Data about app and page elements
###
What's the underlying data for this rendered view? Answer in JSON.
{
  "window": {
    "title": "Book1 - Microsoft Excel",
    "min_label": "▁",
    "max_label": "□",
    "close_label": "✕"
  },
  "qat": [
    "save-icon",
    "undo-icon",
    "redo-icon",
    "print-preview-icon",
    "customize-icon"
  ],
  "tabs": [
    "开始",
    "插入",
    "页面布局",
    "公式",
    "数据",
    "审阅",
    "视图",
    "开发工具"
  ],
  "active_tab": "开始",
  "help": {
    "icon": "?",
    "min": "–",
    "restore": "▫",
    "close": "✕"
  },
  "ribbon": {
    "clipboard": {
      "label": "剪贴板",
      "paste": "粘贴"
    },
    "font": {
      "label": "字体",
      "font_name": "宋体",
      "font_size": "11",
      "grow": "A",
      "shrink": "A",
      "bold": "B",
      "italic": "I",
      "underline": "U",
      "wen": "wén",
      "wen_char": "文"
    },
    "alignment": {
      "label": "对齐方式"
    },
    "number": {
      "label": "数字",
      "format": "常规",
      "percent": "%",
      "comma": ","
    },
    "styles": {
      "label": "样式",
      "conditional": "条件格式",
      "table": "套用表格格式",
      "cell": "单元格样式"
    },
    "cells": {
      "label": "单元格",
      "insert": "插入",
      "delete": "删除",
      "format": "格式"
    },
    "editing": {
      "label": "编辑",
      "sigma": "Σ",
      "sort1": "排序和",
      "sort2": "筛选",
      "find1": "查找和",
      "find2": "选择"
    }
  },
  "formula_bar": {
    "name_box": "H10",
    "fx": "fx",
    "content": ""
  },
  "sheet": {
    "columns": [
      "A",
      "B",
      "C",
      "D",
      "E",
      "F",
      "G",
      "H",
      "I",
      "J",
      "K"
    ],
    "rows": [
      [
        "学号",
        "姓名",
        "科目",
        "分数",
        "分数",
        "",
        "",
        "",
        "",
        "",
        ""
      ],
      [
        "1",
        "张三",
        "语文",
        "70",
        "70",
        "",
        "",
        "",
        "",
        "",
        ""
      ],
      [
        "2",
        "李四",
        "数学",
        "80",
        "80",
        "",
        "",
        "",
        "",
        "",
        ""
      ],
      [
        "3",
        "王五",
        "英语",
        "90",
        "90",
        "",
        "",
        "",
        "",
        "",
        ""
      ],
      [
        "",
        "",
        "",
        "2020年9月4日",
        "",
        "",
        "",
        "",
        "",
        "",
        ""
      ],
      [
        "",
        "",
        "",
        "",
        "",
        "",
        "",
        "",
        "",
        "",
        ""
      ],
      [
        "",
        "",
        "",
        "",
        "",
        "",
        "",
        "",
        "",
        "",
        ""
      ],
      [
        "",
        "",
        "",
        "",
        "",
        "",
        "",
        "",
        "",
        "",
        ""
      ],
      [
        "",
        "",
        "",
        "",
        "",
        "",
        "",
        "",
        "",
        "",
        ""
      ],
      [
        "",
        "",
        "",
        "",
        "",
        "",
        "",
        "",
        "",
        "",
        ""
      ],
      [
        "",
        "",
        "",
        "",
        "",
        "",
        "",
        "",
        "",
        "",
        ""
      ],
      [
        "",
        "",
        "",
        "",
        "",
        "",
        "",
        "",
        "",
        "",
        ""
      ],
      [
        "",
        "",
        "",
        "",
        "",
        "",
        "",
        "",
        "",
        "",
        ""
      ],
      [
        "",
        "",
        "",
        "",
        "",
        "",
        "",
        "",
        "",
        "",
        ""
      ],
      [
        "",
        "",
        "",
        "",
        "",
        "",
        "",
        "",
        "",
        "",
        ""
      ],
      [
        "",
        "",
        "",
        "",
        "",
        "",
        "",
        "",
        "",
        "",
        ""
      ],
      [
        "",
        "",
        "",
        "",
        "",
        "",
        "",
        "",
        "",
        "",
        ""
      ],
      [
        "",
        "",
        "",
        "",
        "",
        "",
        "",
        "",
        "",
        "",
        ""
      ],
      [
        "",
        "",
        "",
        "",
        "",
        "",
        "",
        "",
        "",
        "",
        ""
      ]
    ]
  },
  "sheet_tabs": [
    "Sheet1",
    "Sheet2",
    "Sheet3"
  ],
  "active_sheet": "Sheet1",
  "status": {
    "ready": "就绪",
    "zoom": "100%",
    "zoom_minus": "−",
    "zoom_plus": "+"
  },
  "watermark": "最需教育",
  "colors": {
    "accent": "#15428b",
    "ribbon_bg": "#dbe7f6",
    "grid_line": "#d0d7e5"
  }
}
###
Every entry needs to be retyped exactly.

What's the underlying data for this rendered view? Answer in JSON.
{
  "window": {
    "title": "Book1 - Microsoft Excel",
    "min_label": "▁",
    "max_label": "□",
    "close_label": "✕"
  },
  "qat": [
    "save-icon",
    "undo-icon",
    "redo-icon",
    "print-preview-icon",
    "customize-icon"
  ],
  "tabs": [
    "开始",
    "插入",
    "页面布局",
    "公式",
    "数据",
    "审阅",
    "视图",
    "开发工具"
  ],
  "active_tab": "开始",
  "help": {
    "icon": "?",
    "min": "–",
    "restore": "▫",
    "close": "✕"
  },
  "ribbon": {
    "clipboard": {
      "label": "剪贴板",
      "paste": "粘贴"
    },
    "font": {
      "label": "字体",
      "font_name": "宋体",
      "font_size": "11",
      "grow": "A",
      "shrink": "A",
      "bold": "B",
      "italic": "I",
      "underline": "U",
      "wen": "wén",
      "wen_char": "文"
    },
    "alignment": {
      "label": "对齐方式"
    },
    "number": {
      "label": "数字",
      "format": "常规",
      "percent": "%",
      "comma": ","
    },
    "styles": {
      "label": "样式",
      "conditional": "条件格式",
      "table": "套用表格格式",
      "cell": "单元格样式"
    },
    "cells": {
      "label": "单元格",
      "insert": "插入",
      "delete": "删除",
      "format": "格式"
    },
    "editing": {
      "label": "编辑",
      "sigma": "Σ",
      "sort1": "排序和",
      "sort2": "筛选",
      "find1": "查找和",
      "find2": "选择"
    }
  },
  "formula_bar": {
    "name_box": "H10",
    "fx": "fx",
    "content": ""
  },
  "sheet": {
    "columns": [
      "A",
      "B",
      "C",
      "D",
      "E",
      "F",
      "G",
      "H",
      "I",
      "J",
      "K"
    ],
    "rows": [
      [
        "学号",
        "姓名",
        "科目",
        "分数",
        "分数",
        "",
        "",
        "",
        "",
        "",
        ""
      ],
      [
        "1",
        "张三",
        "语文",
        "70",
        "70",
        "",
        "",
        "",
        "",
        "",
        ""
      ],
      [
        "2",
        "李四",
        "数学",
        "80",
        "80",
        "",
        "",
        "",
        "",
        "",
        ""
      ],
      [
        "3",
        "王五",
        "英语",
        "90",
        "90",
        "",
        "",
        "",
        "",
        "",
        ""
      ],
      [
        "",
        "",
        "",
        "2020年9月4日",
        "",
        "",
        "",
        "",
        "",
        "",
        ""
      ],
      [
        "",
        "",
        "",
        "",
        "",
        "",
        "",
        "",
        "",
        "",
        ""
      ],
      [
        "",
        "",
        "",
        "",
        "",
        "",
        "",
        "",
        "",
        "",
        ""
      ],
      [
        "",
        "",
        "",
        "",
        "",
        "",
        "",
        "",
        "",
        "",
        ""
      ],
      [
        "",
        "",
        "",
        "",
        "",
        "",
        "",
        "",
        "",
        "",
        ""
      ],
      [
        "",
        "",
        "",
        "",
        "",
        "",
        "",
        "",
        "",
        "",
        ""
      ],
      [
        "",
        "",
        "",
        "",
        "",
        "",
        "",
        "",
        "",
        "",
        ""
      ],
      [
        "",
        "",
        "",
        "",
        "",
        "",
        "",
        "",
        "",
        "",
        ""
      ],
      [
        "",
        "",
        "",
        "",
        "",
        "",
        "",
        "",
        "",
        "",
        ""
      ],
      [
        "",
        "",
        "",
        "",
        "",
        "",
        "",
        "",
        "",
        "",
        ""
      ],
      [
        "",
        "",
        "",
        "",
        "",
        "",
        "",
        "",
        "",
        "",
        ""
      ],
      [
        "",
        "",
        "",
        "",
        "",
        "",
        "",
        "",
        "",
        "",
        ""
      ],
      [
        "",
        "",
        "",
        "",
        "",
        "",
        "",
        "",
        "",
        "",
        ""
      ],
      [
        "",
        "",
        "",
        "",
        "",
        "",
        "",
        "",
        "",
        "",
        ""
      ],
      [
        "",
        "",
        "",
        "",
        "",
        "",
        "",
        "",
        "",
        "",
        ""
      ]
    ]
  },
  "sheet_tabs": [
    "Sheet1",
    "Sheet2",
    "Sheet3"
  ],
  "active_sheet": "Sheet1",
  "status": {
    "ready": "就绪",
    "zoom": "100%",
    "zoom_minus": "−",
    "zoom_plus": "+"
  },
  "watermark": "最需教育",
  "colors": {
    "accent": "#15428b",
    "ribbon_bg": "#dbe7f6",
    "grid_line": "#d0d7e5"
  }
}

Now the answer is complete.